By the time the project began to take shape, I realized there was something quite different than a mere remix coming out of the sessions. One song was missing completely and three others–unfinished from the original sessions–were now complete. Eventually, I discovered I had used alternate takes of songs instead of the originals. I figured out that the project had become something different if not all together new from the original 1991 release. I was ok with this idea. It was my project and I had to please nobody but me.
More iterations followed. Hundreds of mixes were completed only to be scrapped. At the 18 month mark, I began to feel this twenty year old project hang on me like God’s own millstone. New projects were going unrecorded. Older ones were left fallow. The question of why do it at all nagged at me? I suppose it seemed unfinished despite the release from 1991.
Almost as soon as we finished it, I stopped being happy with the original release. Despite being satisfied with the performances, the energy, and the production, the mixes were weird. It was what we wanted at the time but they sounded dated and stupid as soon as we finished them. I made mistakes in both the sound design and execution of it on the original mixes. We got what we were after–a huge overblown ’80s ROCK SOUND with some nasty digital and analog noise thrown in for good measure
Why did everybody think all those digital effects boxes made every guitar player sound like the second coming of Hendrix, Hank, and Jesus rolled into one? Why did we all think that replacing real drums with grainy samples saturated with white noise reverb patches made every drummer sound like John Bonham. I don’t know. Why do so many recordings from the ’70s sound so great to me now and so boring to me then?
Regardless of the shortcomings, we finished. We not only finished it, we packaged, distributed, promoted, toured on it, and actually sold about 1000 copies.
I don’t know that this turned out “better” than the first go around but it is finished again and that’s it.

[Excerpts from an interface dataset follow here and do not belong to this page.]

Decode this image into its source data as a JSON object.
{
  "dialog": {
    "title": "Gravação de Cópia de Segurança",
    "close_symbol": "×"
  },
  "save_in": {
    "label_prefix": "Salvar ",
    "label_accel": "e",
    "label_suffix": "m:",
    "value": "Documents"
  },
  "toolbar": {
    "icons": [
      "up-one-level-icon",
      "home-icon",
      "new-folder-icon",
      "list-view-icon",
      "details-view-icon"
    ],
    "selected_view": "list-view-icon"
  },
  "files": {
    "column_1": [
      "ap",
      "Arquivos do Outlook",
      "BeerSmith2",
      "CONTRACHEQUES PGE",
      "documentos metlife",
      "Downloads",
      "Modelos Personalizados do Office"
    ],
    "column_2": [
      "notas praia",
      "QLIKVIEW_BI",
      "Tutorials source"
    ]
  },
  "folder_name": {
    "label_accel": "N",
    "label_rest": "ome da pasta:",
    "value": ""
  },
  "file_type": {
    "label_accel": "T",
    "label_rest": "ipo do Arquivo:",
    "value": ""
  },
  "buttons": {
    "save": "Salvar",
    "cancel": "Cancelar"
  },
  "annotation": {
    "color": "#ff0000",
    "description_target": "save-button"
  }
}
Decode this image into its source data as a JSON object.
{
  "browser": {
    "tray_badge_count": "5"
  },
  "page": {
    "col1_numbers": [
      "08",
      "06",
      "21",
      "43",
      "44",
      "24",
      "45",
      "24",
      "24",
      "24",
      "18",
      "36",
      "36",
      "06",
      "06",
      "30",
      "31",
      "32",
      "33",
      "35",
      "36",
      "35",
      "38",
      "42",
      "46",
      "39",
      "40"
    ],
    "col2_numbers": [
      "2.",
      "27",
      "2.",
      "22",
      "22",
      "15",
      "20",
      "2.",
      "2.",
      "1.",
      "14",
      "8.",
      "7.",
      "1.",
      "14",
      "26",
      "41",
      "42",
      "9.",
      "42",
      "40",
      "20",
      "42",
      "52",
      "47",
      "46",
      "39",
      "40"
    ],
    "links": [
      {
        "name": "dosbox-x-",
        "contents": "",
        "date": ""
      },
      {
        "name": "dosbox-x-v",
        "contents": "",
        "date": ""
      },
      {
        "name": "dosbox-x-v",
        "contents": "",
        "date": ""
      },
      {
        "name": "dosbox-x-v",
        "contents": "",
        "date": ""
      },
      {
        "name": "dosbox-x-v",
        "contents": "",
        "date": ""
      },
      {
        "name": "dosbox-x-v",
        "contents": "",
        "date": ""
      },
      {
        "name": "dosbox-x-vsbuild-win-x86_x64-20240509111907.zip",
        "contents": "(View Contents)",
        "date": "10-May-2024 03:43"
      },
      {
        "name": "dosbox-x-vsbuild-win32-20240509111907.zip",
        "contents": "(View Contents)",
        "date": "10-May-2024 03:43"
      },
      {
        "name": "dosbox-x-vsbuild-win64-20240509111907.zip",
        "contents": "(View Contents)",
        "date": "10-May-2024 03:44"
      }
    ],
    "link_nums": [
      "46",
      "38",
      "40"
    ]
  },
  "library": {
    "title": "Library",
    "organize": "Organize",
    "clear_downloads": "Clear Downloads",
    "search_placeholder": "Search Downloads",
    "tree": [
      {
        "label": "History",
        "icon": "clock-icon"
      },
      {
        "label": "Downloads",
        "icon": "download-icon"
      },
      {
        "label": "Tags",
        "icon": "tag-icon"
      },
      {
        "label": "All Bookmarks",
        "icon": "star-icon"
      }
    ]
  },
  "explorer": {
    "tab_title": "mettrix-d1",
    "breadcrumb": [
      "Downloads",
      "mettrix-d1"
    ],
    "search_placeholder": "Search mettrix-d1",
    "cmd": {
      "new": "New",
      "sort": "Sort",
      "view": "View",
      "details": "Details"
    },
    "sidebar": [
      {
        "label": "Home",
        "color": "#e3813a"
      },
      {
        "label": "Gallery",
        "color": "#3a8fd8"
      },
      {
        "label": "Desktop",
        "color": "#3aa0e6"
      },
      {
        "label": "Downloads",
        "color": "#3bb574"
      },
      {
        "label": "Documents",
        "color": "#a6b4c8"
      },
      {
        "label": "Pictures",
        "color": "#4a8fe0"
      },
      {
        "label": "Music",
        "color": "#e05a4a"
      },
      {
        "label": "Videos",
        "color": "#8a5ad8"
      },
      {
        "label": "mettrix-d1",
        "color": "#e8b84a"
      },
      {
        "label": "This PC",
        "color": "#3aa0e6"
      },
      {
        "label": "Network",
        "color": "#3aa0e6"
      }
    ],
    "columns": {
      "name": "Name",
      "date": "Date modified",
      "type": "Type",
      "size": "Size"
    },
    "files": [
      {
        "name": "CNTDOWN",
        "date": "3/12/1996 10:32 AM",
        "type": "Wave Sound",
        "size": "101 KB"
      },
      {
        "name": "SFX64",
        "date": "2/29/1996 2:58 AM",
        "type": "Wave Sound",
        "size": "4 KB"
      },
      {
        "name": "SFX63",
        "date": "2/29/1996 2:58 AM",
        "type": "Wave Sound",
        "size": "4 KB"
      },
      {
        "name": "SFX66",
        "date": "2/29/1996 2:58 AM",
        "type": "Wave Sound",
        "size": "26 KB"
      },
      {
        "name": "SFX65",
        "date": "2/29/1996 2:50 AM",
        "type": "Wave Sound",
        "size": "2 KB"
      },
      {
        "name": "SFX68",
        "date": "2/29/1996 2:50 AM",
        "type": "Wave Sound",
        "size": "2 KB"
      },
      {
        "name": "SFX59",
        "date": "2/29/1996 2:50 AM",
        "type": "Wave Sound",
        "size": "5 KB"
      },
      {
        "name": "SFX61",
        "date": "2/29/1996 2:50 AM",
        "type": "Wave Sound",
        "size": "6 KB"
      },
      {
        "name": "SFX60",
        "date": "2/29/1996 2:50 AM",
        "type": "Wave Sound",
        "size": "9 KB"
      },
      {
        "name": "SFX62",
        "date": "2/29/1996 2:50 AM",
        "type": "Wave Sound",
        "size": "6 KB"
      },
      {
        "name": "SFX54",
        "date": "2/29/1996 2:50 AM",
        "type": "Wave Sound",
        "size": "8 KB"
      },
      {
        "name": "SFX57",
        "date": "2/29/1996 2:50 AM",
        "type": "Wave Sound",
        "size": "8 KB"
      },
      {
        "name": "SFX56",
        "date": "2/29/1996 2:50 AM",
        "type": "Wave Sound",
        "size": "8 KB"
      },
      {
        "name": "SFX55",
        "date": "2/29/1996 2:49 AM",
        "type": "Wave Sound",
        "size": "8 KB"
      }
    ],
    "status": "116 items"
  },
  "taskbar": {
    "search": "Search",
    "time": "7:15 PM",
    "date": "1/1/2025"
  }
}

That is the whole of my explanation. This is the stuff one must carry around in order to do whatever one has to do. It is also everything else besides that.
It is finished. Onward.